→ The problem: Would you please copy each line of the data in which the string "планиране" occurs?

(Records excerpted from a collection)

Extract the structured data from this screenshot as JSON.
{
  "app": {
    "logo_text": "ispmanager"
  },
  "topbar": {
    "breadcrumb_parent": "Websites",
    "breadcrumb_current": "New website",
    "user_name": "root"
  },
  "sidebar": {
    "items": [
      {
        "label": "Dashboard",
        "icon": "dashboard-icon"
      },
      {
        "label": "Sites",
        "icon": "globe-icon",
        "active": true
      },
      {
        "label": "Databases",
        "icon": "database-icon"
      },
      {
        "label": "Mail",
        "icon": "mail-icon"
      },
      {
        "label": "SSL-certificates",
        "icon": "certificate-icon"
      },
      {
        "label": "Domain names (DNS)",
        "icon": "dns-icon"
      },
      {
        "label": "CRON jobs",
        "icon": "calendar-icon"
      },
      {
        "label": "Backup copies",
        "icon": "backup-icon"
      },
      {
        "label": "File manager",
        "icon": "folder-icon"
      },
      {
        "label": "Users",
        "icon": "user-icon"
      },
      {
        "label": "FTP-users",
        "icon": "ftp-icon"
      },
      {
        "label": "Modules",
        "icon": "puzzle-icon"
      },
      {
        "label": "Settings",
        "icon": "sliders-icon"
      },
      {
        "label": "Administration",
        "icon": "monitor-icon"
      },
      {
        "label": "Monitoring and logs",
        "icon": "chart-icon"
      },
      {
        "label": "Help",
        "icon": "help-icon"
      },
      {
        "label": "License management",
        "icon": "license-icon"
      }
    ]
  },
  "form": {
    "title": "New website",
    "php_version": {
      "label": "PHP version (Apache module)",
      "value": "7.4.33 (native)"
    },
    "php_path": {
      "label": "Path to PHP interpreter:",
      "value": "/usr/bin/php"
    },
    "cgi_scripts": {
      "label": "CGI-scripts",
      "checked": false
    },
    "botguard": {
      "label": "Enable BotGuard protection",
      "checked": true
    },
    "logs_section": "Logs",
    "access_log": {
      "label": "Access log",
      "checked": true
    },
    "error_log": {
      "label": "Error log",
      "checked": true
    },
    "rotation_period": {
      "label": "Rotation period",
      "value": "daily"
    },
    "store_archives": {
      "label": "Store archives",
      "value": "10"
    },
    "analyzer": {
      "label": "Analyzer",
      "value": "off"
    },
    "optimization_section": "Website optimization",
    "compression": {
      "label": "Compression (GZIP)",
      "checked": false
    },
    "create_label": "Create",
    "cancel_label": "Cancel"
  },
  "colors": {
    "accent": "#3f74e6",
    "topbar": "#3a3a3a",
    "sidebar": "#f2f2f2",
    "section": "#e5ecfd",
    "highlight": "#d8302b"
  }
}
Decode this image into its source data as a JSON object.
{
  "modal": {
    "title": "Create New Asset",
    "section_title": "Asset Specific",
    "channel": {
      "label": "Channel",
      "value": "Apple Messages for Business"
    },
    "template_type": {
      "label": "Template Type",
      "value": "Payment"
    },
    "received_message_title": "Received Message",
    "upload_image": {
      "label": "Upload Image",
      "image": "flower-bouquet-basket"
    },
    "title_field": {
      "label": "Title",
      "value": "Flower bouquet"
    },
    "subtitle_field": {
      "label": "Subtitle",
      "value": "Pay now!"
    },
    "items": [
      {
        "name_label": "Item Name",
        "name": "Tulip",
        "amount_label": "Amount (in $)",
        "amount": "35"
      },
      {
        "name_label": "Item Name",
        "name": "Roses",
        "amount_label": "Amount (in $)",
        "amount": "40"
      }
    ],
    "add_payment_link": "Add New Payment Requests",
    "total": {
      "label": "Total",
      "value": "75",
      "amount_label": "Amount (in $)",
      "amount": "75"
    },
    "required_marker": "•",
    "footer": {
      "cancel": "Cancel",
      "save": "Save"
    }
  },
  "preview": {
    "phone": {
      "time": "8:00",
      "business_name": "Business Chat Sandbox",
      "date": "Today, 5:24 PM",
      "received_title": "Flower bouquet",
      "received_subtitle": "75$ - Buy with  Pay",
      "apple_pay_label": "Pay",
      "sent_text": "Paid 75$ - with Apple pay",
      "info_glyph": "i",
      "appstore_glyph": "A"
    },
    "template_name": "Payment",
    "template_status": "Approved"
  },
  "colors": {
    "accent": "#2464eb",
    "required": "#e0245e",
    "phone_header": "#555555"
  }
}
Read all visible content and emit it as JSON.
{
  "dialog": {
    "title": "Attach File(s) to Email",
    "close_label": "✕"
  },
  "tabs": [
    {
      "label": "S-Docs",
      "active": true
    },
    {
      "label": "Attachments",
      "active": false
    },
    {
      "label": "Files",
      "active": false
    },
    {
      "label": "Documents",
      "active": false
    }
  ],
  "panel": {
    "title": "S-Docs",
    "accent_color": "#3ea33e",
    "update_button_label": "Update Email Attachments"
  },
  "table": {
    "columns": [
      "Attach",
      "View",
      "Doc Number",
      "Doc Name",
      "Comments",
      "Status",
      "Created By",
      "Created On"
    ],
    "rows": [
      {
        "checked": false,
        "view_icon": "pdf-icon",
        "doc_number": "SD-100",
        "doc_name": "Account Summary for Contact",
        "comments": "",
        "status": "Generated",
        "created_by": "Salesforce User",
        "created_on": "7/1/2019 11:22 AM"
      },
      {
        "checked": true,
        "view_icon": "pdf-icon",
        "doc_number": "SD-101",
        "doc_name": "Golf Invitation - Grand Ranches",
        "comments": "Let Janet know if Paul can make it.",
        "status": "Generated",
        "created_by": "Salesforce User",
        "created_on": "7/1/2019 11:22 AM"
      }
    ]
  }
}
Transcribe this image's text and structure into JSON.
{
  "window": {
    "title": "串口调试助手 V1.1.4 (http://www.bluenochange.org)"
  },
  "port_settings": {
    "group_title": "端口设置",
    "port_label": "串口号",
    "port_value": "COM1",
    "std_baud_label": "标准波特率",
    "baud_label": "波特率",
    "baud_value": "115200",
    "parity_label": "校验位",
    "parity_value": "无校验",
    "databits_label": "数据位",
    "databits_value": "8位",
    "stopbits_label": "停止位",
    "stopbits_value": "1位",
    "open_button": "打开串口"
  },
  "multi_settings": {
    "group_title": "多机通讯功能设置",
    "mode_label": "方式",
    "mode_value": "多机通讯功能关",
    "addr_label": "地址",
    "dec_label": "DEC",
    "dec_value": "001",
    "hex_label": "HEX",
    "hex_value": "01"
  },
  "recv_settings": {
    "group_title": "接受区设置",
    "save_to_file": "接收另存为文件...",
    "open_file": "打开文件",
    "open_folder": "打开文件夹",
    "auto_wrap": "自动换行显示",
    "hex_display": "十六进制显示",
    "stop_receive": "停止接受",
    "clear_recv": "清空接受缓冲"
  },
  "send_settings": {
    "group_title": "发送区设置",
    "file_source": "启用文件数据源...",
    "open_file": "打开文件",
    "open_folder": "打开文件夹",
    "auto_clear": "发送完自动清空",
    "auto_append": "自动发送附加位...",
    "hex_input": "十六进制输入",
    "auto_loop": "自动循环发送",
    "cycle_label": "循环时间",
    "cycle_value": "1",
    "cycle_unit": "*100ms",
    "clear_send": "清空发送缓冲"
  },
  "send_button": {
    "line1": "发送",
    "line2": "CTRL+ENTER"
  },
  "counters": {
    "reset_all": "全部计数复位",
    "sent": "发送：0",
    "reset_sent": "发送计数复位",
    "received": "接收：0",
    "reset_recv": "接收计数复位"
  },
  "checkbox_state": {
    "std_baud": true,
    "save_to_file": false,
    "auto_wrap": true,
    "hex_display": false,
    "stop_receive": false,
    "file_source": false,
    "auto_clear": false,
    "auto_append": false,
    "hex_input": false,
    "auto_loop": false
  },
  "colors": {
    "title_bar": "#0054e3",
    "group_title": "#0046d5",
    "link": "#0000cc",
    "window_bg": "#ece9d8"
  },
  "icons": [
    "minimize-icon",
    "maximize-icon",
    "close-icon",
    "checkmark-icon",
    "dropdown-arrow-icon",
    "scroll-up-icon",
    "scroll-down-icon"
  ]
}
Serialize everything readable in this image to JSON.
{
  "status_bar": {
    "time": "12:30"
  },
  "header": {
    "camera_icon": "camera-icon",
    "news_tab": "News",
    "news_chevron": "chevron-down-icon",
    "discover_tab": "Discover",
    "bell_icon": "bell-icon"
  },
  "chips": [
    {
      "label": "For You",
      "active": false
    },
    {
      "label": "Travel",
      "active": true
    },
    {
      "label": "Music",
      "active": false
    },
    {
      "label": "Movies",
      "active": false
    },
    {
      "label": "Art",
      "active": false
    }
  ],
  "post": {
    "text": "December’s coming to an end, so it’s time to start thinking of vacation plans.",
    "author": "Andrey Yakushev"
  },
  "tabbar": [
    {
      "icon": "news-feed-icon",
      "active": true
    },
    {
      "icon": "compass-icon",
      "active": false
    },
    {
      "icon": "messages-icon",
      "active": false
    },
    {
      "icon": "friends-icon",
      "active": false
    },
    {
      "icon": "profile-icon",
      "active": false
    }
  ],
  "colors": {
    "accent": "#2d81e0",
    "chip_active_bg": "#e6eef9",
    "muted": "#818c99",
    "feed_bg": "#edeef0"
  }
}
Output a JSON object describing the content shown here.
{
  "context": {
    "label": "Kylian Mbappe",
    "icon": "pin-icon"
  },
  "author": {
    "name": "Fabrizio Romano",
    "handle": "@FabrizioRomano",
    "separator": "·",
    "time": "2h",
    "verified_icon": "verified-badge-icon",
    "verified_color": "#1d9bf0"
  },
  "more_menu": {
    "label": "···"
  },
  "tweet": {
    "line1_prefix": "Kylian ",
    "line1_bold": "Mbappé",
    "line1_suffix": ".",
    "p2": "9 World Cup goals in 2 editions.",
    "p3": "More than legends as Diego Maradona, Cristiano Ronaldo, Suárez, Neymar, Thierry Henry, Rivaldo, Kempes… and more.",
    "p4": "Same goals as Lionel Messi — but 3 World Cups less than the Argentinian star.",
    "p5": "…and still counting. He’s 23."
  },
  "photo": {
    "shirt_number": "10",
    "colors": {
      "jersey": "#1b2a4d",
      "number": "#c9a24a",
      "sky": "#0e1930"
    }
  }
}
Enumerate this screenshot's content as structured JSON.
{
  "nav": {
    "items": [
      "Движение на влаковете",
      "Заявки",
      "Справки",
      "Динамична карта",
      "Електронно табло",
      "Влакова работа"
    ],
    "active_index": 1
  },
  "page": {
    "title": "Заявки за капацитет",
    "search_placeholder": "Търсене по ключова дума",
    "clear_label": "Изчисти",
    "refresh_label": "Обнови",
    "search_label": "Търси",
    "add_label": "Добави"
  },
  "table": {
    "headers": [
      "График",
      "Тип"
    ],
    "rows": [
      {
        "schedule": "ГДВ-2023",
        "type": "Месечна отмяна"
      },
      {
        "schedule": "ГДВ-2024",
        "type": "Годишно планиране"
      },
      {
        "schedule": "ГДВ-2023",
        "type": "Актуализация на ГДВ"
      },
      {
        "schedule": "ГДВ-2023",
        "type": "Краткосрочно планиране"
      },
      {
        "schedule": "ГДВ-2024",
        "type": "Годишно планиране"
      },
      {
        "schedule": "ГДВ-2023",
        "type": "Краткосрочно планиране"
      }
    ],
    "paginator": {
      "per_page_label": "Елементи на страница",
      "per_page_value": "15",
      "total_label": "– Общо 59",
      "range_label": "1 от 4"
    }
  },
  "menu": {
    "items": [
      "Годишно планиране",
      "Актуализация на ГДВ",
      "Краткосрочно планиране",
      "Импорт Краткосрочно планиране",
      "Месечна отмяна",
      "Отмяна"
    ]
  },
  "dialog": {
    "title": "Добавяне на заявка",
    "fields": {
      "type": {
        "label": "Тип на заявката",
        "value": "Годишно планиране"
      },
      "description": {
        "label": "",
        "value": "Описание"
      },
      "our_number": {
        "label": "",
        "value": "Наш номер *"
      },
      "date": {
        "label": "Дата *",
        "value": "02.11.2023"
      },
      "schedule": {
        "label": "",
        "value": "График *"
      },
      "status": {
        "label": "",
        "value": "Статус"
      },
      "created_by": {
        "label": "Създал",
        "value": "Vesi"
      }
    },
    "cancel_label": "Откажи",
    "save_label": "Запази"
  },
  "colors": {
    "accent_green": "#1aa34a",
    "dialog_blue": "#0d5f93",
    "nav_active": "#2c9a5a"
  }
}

→ Exercise answer:
        "type": "Годишно планиране"
        "type": "Краткосрочно планиране"
        "type": "Годишно планиране"
        "type": "Краткосрочно планиране"
      "Годишно планиране",
      "Краткосрочно планиране",
      "Импорт Краткосрочно планиране",
        "value": "Годишно планиране"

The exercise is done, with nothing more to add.